Love turned to violence
Pamela* - a mother of three from Hull - believed she had found a man with whom she could share the rest of her life. But after just a few months of happiness a different side to his character started to show. The first thing she noticed was his dishonesty - he claimed to be divorced and living with his brother but she found out he was still married.
And then, without warning and for no apparent reason, he became violent.
“He turned from this nice loving man into a nightmare,” says Pamela.
26 years of abuse
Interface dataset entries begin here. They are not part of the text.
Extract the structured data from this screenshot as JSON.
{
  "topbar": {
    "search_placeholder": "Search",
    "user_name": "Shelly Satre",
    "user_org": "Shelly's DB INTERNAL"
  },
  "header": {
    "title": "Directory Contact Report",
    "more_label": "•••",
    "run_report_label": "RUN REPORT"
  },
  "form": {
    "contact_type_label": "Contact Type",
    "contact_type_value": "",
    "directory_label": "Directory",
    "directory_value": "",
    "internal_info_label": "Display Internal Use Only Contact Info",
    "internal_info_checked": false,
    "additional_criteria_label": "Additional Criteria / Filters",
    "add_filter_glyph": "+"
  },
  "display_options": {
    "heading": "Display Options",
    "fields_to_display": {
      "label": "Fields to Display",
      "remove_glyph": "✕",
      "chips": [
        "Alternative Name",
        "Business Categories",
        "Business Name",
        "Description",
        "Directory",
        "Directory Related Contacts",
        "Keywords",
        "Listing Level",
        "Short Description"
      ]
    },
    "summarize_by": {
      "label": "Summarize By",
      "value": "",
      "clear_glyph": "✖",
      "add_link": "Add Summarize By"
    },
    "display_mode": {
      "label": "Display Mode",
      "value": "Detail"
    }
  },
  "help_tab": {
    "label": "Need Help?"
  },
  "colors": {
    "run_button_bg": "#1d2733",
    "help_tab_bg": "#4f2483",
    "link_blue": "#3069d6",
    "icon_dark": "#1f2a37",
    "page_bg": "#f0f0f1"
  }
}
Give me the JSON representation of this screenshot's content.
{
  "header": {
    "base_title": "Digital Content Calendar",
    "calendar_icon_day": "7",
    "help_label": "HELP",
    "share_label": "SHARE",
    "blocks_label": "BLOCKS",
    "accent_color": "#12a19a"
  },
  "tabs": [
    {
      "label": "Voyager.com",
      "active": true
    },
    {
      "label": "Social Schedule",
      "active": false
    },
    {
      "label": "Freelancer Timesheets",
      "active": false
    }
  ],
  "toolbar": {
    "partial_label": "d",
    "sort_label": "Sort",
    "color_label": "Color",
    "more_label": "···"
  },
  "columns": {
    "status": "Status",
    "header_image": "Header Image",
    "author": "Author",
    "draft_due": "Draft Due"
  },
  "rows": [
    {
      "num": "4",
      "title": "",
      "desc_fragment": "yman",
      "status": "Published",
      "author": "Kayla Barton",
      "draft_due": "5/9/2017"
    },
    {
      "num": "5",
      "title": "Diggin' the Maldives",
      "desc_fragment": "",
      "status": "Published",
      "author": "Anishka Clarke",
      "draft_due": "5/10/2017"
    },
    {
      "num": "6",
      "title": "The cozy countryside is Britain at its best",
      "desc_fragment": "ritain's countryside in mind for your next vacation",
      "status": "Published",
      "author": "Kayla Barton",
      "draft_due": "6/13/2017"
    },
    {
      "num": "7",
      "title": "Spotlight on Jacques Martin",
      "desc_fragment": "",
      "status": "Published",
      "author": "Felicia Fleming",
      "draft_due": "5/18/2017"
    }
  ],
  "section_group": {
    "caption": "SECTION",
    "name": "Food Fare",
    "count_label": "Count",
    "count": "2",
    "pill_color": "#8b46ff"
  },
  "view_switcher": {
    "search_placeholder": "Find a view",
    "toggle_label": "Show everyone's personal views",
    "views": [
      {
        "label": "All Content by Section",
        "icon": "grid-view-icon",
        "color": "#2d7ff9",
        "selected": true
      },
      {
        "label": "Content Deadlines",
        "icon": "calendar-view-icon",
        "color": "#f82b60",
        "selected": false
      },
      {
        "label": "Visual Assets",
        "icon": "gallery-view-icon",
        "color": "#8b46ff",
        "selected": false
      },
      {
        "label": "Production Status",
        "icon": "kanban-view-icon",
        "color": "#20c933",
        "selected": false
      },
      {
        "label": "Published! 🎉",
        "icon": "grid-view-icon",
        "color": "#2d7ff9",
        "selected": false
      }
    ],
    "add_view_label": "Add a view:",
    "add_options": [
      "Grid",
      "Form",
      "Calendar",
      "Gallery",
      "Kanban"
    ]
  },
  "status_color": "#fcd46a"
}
Pamela endured 26 years of domestic abuse. She said: "As long as I did exactly what he wanted I thought I would be safe, but he was the one in control and sometimes no matter how hard I tried it was never right. If, for example, he felt I had not cooked his dinner the right way, I’d be kicked and punched or he would shout abuse at me and smash things up in the house. He was always calm and would wear a smirk on his face when he physically assaulted me, and was shrewd enough to hit me where the bruises would be hidden under my clothes.”
Thoughts of leaving
As the years went by Pamela thought many times about leaving. Eventually, she got a new house and moved away from him for two years before, as she puts it, he “wormed his way back into her life” .
“He had his good points and could be caring at times and promised to change, but he was also very charming and manipulative. He demolished my self confidence and self worth and I lived in constant fear.”
The final straw
Pamela’s life changed when she called the police after yet another incident of physical and verbal abuse on the day of a family funeral. She took the decision to permanently break free from the man who had dominated her not just for her own safety, but also for the emotional well-being of her children who had seen and heard much of the abuse.
A domestic violence police officer based with Hull DAP asked a support worker from the service to contact Pamela, and this led to her receiving the one-to-one support she needed to make a new start. She was given a mobile phone to call for help if she felt in danger, counselling, help with finding a new home, and even the removal lorry was arranged to transport all her furniture and possessions.
Her new home was fitted with extra door and window locks, and Pamela was also supported through the legal process of gaining a court injunction to prevent the man from approaching her or her new home.
Hull DAP support
“The aim of the service is to stop victims from enduring repeated attacks and to make sure perpetrators are called to account for their actions,” says Vicki Paddison Hull DAP.
“Through counselling and one-to-one support, we also aim to rebuild the self confidence of survivors, who can be in heterosexual or same sex relationships, and who have suffered at the hands of violent partners.”
*The identity of the woman in this feature has been concealed and her name changed to ensure her safety.